- First write a sproc that has to be placed into each database as it’s created in order to run the backup. (If you DO decide to go this route, please make this a scripted part of your release procedure so it’s not missed.)
- If you DO in fact ignore suggestion #1, I will point out that it doesn’t do much good to make the first step of your sproc to check to see if the database exists. BIG HINT: If the database doesn’t exist, the sproc won’t run in the first place! Yes, I know you’re saying, “Obviously” but this is the situation I just came across.
- If you DO in fact ignore suggestion #2, you probably don’t need to call your own special “alert sproc”.
- But if you DO in fact ignore suggestion #3, make sure your “alert sproc” does more than call a “email sproc” and pass it a few parameters.
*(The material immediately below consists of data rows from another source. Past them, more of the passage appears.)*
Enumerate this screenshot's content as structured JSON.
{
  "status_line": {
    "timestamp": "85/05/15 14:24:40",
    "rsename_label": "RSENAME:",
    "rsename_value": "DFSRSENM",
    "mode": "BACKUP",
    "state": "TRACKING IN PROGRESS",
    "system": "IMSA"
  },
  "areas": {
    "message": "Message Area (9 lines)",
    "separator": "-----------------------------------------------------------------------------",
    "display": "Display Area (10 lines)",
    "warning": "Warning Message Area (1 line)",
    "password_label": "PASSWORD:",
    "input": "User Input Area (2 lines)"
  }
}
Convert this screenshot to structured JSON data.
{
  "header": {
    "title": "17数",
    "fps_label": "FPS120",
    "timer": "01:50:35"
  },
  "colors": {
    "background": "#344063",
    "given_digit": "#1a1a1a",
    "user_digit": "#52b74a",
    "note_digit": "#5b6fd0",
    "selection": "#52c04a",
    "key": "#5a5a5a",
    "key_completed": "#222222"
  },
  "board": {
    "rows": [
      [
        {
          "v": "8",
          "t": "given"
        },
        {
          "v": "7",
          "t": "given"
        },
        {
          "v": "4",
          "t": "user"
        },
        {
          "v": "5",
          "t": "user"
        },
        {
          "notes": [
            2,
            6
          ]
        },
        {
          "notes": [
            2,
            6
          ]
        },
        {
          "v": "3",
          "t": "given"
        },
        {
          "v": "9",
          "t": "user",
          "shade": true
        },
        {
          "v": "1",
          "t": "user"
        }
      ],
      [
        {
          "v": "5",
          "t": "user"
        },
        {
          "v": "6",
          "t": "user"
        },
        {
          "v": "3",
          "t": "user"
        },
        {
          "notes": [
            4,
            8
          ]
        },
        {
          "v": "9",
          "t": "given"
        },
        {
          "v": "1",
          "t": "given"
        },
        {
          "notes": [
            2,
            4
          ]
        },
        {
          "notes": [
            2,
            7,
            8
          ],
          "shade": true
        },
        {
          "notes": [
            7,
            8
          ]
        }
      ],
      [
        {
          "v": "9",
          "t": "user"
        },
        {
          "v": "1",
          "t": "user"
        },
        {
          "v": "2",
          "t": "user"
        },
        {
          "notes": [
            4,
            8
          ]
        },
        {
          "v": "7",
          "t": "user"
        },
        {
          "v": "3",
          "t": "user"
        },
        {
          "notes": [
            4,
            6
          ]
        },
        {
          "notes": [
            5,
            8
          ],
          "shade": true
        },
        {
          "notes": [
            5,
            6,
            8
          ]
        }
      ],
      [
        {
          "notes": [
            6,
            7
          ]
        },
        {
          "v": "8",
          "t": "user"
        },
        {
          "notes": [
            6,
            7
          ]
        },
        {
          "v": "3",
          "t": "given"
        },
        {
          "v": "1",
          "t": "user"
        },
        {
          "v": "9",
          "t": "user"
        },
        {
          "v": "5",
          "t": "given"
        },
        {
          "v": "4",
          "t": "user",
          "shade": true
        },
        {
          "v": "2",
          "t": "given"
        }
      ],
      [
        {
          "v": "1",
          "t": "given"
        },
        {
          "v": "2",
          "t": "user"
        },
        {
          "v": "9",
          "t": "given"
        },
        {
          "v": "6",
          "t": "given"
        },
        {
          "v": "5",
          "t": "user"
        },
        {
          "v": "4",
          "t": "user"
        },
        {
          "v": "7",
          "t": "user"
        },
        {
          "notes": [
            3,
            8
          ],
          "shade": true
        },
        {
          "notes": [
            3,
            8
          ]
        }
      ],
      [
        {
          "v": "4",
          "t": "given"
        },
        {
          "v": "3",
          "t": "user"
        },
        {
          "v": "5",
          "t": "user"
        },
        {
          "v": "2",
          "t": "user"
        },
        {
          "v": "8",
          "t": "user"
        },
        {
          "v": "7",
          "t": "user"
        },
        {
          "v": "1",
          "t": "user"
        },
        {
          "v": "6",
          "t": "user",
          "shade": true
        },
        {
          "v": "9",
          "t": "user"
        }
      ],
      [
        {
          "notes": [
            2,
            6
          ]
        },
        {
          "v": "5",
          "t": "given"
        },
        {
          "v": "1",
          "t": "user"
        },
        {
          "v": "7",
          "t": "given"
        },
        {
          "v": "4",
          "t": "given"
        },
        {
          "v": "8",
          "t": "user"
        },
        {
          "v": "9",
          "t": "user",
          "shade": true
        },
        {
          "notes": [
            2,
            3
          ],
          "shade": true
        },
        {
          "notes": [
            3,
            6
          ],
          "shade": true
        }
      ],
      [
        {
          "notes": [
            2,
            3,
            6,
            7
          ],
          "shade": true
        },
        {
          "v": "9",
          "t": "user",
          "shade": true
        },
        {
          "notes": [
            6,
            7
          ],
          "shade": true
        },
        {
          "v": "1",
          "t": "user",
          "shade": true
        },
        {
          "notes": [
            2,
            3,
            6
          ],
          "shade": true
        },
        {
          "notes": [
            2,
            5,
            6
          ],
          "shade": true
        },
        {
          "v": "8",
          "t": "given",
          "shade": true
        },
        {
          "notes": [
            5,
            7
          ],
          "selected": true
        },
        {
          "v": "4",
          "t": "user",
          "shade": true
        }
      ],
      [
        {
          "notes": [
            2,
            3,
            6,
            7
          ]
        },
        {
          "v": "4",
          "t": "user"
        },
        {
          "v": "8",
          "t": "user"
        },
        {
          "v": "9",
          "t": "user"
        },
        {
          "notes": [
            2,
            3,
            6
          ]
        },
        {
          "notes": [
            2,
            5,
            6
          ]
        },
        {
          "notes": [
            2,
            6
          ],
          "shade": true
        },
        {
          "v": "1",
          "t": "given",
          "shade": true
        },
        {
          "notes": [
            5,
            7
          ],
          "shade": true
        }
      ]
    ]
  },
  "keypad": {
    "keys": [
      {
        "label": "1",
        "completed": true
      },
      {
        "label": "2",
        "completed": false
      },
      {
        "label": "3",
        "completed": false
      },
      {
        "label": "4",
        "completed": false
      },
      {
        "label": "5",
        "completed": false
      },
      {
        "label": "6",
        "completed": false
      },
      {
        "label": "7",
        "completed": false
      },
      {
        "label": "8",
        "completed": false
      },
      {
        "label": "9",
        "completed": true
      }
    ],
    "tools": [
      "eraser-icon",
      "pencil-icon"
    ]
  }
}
- And if you DO in fact ignore suggestion #4, please make sure your “email sproc” does a bit more than build a message and call the built-in SQL Server stored proc to send an email.
Now granted, there may be reasons to do some of the above. Perhaps your alert sproc also calls some sort of 3rd party monitoring tool. Or your email needs are very specific.
In the case I just rectified, none of that was true. So there was a lot of additional complexity (which really didn’t work anyway) for no good reason.
Another problem this roll your own backup setup had was that it used the same filename every time for its backups. i.e. On Monday the backup name was M:\Backups\FOO_FULL.BAK. On Tuesday it was M:\Backups\FOO_FULL.BAK, etc.
In theory (and generally in practice) each of these would be backed-up to a 3rd party so it was in theory possible to find the backup for a specific day, but that was an added complexity; and probably not one you want in an actual DR situation. Also, if for some reason the backup to the the 3rd party failed (but the local backups continued) they’d definitely lose the ability to restore specific days of backups.
In addition, the person who built this procedure setup differential backups for MOST databases to run every 15 minutes. Now, I wouldn’t necessarily call that a terrible idea, but in this case, almost certainly not the best approach in my opinion. However, again, the same file name was used each time.
This means that in a DR event, the company could restore the previous nights backup and if they wanted, the most recent Diff backup and that was it. If they wanted to restore to a point in time in between, that was impossible. And in my experience this is far more common than most other restore needs.
Finally, the developer who wrote all this clearly did not understand what the CHECKPOINT command did. He had scheduled a checkpoint job to run every 30 minutes. Again, in general, not only not necessary, but probably a bad idea. However in this case it not only was not necessary, the reason given in the job comments was completely wrong. He seemed to think it would keep the transaction logs from growing.
This is of course NOT what it does and sure enough on the one database still with FULL RECOVERY enabled the transaction log was far larger than the actual database. (Fortunately it was a lightly used database or the disk might have filled up years ago.)
Since discovering all this, I’ve gone and replaced all this complexity with a set of maintenance jobs. These will guarantee each system database is backed up weekly (for their needs this should be fine) with unique names. User databases will be backed up nightly and retained for 4 nights (and perhaps extended once we determine fully how much disk space we want to set aside for this.) Transaction logs will be performed every 15 minutes. These too will have unique names.
Now the customer can restore to any point in time in the last 4 days (if they go to their 3rd party backup, even further back) up to 15 minutes before a failure (and in some cases if the log is still available and they can backup the tail of the log, up to the instant before the failure).
If they add additional databases, they don’t have to worry about remembering to put in 3 separate sprocs for each database added and adding new jobs to the SQL Server Agent.
Now they not only have a far more robust backup plan, they have one that is far easier to maintain. Oh and one that will actually send an email if there’s a problem with the backup.
The morale is: Don’t make things more complex unless you absolutely need to and if you do, make sure you actually achieve the goals you’re trying to achieve.